Task requirements
Lines with "Give": please show every one of them from the listing below.

Records for this task
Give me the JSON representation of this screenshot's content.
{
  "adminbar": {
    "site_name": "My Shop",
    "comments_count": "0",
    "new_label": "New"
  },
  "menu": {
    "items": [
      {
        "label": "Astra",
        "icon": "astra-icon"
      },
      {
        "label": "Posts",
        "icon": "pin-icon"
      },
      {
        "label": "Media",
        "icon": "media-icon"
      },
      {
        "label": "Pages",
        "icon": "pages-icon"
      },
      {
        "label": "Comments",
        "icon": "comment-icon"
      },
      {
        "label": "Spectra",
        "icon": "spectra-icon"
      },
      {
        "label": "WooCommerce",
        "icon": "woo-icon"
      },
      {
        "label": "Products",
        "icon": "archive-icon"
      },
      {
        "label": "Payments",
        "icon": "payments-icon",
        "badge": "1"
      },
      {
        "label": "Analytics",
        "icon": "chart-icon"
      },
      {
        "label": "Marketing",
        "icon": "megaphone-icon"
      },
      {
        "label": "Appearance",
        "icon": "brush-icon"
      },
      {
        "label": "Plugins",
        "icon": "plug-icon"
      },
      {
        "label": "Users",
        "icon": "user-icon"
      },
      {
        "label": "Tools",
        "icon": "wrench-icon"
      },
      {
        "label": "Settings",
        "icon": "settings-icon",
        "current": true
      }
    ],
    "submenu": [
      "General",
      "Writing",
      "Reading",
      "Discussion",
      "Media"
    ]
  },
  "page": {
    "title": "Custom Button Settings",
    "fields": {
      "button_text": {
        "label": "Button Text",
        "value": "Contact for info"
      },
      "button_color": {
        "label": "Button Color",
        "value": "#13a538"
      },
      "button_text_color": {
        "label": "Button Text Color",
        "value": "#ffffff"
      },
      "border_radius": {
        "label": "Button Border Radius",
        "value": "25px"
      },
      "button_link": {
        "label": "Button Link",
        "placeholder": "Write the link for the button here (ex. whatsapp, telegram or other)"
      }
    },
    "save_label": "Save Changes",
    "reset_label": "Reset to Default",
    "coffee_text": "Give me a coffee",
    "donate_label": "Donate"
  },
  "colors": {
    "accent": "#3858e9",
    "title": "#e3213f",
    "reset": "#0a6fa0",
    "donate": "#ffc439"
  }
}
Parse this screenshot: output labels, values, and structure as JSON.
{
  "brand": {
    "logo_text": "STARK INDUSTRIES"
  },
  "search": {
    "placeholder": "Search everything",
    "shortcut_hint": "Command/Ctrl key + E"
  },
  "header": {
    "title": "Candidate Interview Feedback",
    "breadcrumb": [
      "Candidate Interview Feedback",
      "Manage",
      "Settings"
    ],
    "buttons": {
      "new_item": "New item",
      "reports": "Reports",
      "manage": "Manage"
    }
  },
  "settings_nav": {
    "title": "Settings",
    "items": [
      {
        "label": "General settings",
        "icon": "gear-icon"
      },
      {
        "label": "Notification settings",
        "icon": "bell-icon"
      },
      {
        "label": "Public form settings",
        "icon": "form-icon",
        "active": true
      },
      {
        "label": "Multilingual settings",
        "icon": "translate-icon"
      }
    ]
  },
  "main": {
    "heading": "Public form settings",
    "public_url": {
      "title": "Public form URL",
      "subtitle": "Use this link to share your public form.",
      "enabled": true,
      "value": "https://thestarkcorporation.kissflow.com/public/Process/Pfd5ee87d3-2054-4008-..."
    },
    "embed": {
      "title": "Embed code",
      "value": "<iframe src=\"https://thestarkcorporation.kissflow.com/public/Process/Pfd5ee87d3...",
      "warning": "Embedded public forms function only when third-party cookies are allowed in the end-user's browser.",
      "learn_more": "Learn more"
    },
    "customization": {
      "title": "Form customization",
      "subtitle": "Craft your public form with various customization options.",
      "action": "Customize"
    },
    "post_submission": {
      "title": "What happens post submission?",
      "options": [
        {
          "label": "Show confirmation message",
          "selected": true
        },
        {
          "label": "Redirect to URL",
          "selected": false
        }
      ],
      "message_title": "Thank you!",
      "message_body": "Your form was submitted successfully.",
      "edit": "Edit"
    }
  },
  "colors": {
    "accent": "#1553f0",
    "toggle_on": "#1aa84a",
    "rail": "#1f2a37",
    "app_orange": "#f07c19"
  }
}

Written response
Give me the JSON representation of this screenshot's content.
    "coffee_text": "Give me a coffee",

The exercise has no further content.